Are you comfortable with a question like this?
The definition of "expected return" would relate to which of the following?
A. Sharpe ratio
D. Term life insurance
Okay, step one--what kind of return does one expect from a life insurance policy that has NO CASH VALUE?

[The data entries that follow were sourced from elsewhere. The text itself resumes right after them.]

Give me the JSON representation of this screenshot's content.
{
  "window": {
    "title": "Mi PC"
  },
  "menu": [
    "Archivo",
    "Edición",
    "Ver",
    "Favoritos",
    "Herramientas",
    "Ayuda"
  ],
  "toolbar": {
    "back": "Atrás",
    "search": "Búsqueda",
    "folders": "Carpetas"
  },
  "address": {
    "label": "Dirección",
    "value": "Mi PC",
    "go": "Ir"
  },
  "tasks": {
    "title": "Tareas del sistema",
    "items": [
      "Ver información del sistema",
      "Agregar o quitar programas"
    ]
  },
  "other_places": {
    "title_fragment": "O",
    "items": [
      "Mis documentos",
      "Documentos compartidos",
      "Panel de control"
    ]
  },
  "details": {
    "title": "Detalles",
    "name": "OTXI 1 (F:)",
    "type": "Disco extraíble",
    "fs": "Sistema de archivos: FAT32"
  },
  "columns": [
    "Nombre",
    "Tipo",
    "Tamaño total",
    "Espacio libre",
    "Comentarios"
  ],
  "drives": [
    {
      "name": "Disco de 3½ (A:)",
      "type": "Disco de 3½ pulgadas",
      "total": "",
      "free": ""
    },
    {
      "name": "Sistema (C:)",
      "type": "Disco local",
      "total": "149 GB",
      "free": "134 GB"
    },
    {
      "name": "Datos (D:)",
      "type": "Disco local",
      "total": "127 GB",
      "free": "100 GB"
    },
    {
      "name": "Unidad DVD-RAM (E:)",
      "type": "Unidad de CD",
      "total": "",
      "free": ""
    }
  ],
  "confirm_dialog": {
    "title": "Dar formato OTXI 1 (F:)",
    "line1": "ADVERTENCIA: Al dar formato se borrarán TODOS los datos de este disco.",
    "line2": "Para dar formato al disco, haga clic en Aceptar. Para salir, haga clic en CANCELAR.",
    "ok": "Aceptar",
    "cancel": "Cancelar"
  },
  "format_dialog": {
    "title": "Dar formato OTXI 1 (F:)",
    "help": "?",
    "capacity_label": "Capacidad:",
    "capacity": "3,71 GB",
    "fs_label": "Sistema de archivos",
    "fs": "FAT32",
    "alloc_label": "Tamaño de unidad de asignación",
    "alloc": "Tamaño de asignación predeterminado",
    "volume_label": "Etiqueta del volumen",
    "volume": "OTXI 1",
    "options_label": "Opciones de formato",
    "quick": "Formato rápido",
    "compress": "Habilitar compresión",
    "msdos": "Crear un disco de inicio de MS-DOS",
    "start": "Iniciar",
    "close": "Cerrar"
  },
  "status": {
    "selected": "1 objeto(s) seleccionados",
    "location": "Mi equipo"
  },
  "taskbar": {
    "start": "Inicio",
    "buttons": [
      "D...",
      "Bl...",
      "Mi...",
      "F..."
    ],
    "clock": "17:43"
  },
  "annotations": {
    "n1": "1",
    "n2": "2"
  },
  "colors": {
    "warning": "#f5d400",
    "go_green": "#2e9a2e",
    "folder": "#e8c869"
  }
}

None--eliminate Answer Choice D just because it's kind of smart alecky and sticks out like a sore thumb. Okay, Beta doesn't really try to predict, and isn't a "return" measurement. It just tracks the movement of one part of the index with the overall index--is MSFT more volatile or less volatile than the overall index it belongs to? About even, as it turns out, which is not the point--the point is, eliminate Answer Choice C. Excellent, now you're sitting 50-50. Unfortunately, this is where many of my tutoring clients blow it. They're tired now, cranky. They don't LIKE the Series 65 or Series 66. Uh-huh. I didn't like reading all the new crap from Dodd-Frank, but it seemed to be part of my job description, so let's stop wasting time here and get the job done. What is the Sharpe ratio? It's a risk-ADJUSTED return measurement. It measures the return that's already happened, adjusting it for the risk encountered. It can't possibly be predicting an EXPECTED return, right? So, even if you can't recall the definition of CAPM (which is kind of lame, actually, but who cares), you simply eliminate Answer Choice A, and you win. CAPM measures expected return in a very interesting way--google the formula for extra credit. Need Series 65 Questions? Series 66?